Sandwiched between the dependable Margot and mischievous Kitty, Lara Jean feels secure as the shy and quirky middle Song sister. She’s content being the one who stays home to scrapbook or bake on Friday night and she finds expression for her unrequited crushes in writing letters that she hides in a hatbox under her bed. But then Margot is heading off to Scotland for college and within weeks, disaster strikes when Lara Jean’s secret letters are mistakenly mailed out. Now all her past crushes are coming back to haunt her as her first kiss, her camp crush, and the boy next door ( also Margot’s ex-boyfriend) each confront her about the letters. And suddenly Lara Jean’s dependable and tidy life is spinning out of control. -Kelly D.
Everything, Everything by Nicola Yoon (2016 Best Fiction for Young Adults)
Sharing in witty banter whether in instant messaging or miming from separate windows across the street, Maddy and Olly are two oddballs for different reasons who find a friendship which later deepens. Maddy is a “bubble girl” locked in the sterilized safety of her house and she and Olly are awkward in their cuteness as they focus on the restrictions and the joys of life. – Sarah C.
Wrong Side of Right by Jenn Marie Thorne
Kate’s been sleep walking through her life since her mom died. One day she comes home from school to find the press camped out on her aunt and uncle’s lawn – waiting for her. Kate walks in the house and meets the man running for President – and her father. – Jennifer R.
Wild Hearts by Jessica Burkhart
Usually settling into a new town and seeing the sights is fun, but not when the whole town hates your father without meeting him. They think Mr. Carter’s going to destroy the town with his development, including destroying the land where the wild mustangs roam. Brie starts talking to Logan, he’s a protester, but he’s not the jerk she imagined him to be. As they get closer, the tension between their fathers heats up. How can think about a possible romance when their families are enemies? – Jennifer R.
A Matter of Heart by Amy Fellner Dominy

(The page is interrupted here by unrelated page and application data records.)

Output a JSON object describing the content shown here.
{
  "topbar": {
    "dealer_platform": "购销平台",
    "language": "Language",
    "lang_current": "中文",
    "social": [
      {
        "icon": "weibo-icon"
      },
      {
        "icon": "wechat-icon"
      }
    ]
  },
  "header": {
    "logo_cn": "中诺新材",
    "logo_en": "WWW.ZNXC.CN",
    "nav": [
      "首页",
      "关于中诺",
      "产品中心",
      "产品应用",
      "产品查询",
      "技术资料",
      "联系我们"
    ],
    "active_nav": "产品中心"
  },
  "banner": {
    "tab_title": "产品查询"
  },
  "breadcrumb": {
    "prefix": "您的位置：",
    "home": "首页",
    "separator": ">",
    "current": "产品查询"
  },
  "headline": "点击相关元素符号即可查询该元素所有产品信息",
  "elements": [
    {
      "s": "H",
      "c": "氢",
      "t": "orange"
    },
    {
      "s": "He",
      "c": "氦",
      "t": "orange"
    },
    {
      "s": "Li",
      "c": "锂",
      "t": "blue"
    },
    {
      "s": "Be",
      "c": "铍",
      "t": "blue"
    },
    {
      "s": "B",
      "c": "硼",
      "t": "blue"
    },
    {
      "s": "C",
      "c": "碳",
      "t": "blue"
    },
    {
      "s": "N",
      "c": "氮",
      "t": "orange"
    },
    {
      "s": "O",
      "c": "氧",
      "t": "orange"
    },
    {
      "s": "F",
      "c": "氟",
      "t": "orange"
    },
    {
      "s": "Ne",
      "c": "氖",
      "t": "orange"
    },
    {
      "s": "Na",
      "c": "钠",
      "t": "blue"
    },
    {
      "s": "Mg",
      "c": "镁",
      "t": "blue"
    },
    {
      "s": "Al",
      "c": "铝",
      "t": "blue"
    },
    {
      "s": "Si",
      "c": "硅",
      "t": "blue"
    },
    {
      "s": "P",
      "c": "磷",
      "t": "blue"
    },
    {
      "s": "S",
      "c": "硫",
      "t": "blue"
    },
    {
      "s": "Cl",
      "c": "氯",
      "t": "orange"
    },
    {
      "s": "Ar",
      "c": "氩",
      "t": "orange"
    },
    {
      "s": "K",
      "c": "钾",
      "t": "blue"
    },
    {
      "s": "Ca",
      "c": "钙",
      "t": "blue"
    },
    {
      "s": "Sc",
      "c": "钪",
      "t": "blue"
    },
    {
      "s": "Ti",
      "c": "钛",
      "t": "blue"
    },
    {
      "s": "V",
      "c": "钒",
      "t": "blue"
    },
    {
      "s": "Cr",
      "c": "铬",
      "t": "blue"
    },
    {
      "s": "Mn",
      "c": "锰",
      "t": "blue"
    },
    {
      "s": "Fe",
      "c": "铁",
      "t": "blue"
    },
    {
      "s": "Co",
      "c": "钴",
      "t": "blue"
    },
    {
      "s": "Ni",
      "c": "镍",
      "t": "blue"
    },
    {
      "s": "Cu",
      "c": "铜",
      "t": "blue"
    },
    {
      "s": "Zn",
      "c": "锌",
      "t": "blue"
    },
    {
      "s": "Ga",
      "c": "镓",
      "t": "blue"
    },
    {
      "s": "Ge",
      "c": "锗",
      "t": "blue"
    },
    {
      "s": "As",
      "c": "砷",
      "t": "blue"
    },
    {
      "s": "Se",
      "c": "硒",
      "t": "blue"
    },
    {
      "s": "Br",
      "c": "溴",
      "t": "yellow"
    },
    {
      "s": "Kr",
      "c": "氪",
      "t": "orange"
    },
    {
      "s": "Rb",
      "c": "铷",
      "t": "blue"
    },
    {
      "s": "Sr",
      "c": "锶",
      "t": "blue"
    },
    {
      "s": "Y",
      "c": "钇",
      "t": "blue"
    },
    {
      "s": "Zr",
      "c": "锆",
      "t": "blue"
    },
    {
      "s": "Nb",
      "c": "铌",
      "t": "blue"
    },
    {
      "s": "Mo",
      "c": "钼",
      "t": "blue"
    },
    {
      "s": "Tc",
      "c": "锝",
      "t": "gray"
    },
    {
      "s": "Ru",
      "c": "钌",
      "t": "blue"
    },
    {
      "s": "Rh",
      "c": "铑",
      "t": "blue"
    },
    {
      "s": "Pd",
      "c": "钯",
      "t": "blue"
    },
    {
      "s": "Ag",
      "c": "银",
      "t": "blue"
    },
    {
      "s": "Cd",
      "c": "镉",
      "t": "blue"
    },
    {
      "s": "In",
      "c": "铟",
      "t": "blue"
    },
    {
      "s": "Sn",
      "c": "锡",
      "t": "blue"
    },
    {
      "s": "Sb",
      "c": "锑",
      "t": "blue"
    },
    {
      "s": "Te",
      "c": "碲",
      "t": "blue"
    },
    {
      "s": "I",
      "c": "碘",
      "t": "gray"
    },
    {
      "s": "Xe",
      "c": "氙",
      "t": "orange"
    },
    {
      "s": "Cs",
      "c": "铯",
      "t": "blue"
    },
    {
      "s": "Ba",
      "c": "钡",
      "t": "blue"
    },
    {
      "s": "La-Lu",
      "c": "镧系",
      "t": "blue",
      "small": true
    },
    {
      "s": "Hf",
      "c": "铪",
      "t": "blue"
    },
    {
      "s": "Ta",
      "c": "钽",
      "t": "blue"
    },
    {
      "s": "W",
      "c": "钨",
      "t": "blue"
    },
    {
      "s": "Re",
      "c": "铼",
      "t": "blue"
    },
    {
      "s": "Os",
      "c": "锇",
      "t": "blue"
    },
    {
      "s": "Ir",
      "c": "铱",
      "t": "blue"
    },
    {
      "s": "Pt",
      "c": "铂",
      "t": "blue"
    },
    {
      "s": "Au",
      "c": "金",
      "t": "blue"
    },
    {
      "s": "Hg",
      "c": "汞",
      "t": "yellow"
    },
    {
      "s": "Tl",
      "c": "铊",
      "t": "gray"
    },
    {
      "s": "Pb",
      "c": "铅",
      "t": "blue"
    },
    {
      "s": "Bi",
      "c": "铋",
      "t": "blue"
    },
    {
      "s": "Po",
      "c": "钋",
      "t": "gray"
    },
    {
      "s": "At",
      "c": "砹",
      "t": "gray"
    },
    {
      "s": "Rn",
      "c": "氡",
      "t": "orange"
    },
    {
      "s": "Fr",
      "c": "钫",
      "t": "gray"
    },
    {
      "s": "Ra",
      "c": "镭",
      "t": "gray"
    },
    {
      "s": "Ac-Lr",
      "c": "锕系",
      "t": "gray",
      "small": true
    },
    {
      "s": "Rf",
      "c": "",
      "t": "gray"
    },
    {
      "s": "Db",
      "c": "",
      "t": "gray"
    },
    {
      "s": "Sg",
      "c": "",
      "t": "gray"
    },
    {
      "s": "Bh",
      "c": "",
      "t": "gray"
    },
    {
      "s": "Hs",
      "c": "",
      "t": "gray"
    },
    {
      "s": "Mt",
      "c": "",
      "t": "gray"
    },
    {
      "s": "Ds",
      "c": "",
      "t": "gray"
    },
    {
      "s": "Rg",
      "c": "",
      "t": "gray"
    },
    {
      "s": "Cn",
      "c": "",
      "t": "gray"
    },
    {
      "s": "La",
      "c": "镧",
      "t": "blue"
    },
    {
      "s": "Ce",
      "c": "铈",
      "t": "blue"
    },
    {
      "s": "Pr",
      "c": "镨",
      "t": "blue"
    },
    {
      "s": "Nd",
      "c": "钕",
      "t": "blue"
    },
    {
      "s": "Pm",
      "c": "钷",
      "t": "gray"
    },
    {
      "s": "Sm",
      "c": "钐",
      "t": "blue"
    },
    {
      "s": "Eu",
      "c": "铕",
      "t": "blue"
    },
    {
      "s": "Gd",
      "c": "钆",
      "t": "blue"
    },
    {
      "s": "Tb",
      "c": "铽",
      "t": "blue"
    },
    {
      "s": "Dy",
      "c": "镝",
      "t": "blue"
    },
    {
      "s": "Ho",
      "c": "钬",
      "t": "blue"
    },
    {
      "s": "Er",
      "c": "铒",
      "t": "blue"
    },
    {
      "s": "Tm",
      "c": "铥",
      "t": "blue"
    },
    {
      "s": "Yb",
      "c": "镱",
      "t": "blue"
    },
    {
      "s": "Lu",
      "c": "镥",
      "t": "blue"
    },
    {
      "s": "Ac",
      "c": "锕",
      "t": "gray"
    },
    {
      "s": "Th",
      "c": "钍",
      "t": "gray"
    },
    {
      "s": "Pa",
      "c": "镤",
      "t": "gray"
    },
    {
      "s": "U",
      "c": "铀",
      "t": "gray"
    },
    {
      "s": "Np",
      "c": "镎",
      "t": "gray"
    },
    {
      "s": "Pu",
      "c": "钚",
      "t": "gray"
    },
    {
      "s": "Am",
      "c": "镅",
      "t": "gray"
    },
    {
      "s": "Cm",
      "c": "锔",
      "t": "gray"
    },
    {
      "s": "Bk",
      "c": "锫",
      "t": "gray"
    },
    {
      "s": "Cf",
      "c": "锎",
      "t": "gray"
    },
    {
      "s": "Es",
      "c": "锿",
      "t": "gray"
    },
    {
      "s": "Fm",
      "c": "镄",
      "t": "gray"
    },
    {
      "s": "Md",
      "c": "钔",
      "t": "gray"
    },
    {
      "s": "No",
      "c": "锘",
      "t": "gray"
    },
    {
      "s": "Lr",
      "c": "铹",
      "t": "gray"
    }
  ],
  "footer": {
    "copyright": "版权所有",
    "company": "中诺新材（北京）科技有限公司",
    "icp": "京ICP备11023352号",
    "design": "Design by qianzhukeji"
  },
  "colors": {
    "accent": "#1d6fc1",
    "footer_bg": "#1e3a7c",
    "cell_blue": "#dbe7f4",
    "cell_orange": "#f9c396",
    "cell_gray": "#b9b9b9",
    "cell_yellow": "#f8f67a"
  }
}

Abby’s amazing at swimming. So amazing that at age 16, she’s hoping to qualify for the Olympic team. She’s on track. Until she faints after a race. Her coach makes her get checked out by a doctor before she’s back in the pool. Abby assumes that she’ll be back swimming before the end of the week, but the doctor hears something with her heart. Abby goes for more tests, not believing that her dreams could come crashing down. Who is she without swimming? – Jennifer R.
Jesse’s Girl by Miranda Kenneally
Maya longs to become a musician. For her Career Shadow Day, she’s paired with country superstar Jesse Scott. Their first meeting went terribly wrong. Jesse’s ego can barely fit through the door; it’s clear he’d rather be anywhere but spending time with her. Still, she gives it her best shot. Before long, defenses are broken down on both sides. What starts off as a nightmare could turn into a daydream. Can they help each other achieve their dreams? – Jennifer R.
I’ll Meet You There by Heather Demetrios (2016 Best Fiction for Young Adults)
Skylar has grown up poor, but her artistic ability and hard work have won her a scholarship to art school in San Francisco, if she can just survive the summer in her small town. But when her single mom loses her job and falls apart, and Josh, a former co-worker and crush, comes back from Afghanistan missing a leg, she struggles with leaving everyone behind. This is a a stunning, gripping coming-of-age story that is as much about family and friendship as first love. – Molly W.
What are some of your favorite young adult romances from the last couple years?
— Kelly Dickinson, currently The Girl from Everywhere by Heidi Heilig